  • 24 February 2012

Monday's leadership ballot will offer a much needed opportunity to clear the air and move on to a healthier, more open climate in Australian federal politics.

Whether or not Rudd contests, the result should begin to heal the deepening wounds the party has suffered from weeks of Machiavellian plotting and rumour-mongering. As Tony Burke said on Thursday, the vote will lance the boil so that healing may begin.

Most Australian voters of Labor sympathies will breathe a sigh of relief that the subterranean issues of leadership and thwarted ambition are out in the open. Now elected ALP federal representatives may freely make their final individual decisions.

Those decisions will be informed partly by self-interest (under which leader can each member of caucus best hope for re-election at the next national election?) but also, one hopes, by consideration of which leader is likely to operate cabinet government most effectively in the national interest.

I believe the right course of action will be for the caucus to support Gillard.

Politics in the Australian party system has to be a team sport. Players must stand behind the captain, loyally papering over their faults. They must not undermine them with disparaging judgements, either on or off the record or by leaking to others.

Things are at last being said in public about Rudd's record. Eminent Labor politicians such as Simon Crean, Wayne Swan, Greg Combet, Tanya Plibersek, Nicola Roxon, Tony Burke, Anna Bligh and Peter Beattie are saying in different ways that this saga must end now. These are not 'faceless men', but men and women with clear faces, opinions and responsibilities.

Rudd had acquired a reputation as PM for failures as an efficient decision maker and manager. He failed to show decent and productive respect and courtesy for ministerial colleagues and senior public servants. He was autocratic and unreasonable in his determination to monopolise power and exploit all the prerogatives of his office. These things were well known in Canberra.

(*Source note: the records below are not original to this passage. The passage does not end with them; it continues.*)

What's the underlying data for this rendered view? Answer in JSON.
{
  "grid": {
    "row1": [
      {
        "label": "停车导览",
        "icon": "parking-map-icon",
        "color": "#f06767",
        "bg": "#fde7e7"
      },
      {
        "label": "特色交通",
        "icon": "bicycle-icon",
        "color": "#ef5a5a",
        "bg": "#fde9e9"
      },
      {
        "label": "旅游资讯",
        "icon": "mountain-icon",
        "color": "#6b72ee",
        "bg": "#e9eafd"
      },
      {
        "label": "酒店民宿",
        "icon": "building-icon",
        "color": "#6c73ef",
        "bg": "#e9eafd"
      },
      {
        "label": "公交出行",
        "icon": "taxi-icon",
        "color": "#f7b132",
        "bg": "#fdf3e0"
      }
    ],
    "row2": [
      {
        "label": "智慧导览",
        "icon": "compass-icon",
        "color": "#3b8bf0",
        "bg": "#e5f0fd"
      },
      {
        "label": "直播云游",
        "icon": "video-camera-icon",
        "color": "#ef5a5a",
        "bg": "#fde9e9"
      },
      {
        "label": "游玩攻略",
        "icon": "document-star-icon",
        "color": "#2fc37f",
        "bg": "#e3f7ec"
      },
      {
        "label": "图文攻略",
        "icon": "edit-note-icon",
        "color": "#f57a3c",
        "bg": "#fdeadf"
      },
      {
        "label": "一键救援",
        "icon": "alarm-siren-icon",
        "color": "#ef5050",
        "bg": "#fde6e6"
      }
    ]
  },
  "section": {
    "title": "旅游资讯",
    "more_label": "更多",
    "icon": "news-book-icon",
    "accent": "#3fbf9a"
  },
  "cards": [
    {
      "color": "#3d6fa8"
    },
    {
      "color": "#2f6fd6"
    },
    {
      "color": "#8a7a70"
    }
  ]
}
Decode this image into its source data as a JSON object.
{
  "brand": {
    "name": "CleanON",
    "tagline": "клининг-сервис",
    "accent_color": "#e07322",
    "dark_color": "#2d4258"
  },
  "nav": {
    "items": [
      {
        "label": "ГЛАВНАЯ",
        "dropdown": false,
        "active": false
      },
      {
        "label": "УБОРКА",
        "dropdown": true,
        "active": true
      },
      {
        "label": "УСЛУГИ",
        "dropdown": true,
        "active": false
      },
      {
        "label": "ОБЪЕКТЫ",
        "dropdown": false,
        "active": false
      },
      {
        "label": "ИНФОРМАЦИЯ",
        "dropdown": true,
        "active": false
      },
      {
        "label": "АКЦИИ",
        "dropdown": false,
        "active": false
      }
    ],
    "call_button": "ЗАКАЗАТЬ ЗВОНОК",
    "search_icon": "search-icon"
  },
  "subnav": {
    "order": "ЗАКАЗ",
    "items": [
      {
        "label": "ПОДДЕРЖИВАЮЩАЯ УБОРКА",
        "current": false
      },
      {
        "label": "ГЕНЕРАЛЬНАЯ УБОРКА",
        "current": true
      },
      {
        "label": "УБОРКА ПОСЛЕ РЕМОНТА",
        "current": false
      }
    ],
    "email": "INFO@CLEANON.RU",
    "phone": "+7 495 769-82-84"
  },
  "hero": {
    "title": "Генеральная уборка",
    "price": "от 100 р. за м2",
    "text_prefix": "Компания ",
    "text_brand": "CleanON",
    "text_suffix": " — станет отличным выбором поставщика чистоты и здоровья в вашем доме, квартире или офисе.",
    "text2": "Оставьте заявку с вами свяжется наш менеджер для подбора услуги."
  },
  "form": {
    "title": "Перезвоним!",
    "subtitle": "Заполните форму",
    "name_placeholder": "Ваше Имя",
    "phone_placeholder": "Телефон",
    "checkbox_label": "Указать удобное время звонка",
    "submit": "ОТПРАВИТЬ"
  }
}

The gossip out of Foreign Affairs since he became Foreign Minister is that those habits had not changed. Last week's leaked YouTube video tended to confirm this.

Rudd's was not a high-achieving government in terms of policy runs on the board. It was good at articulating messages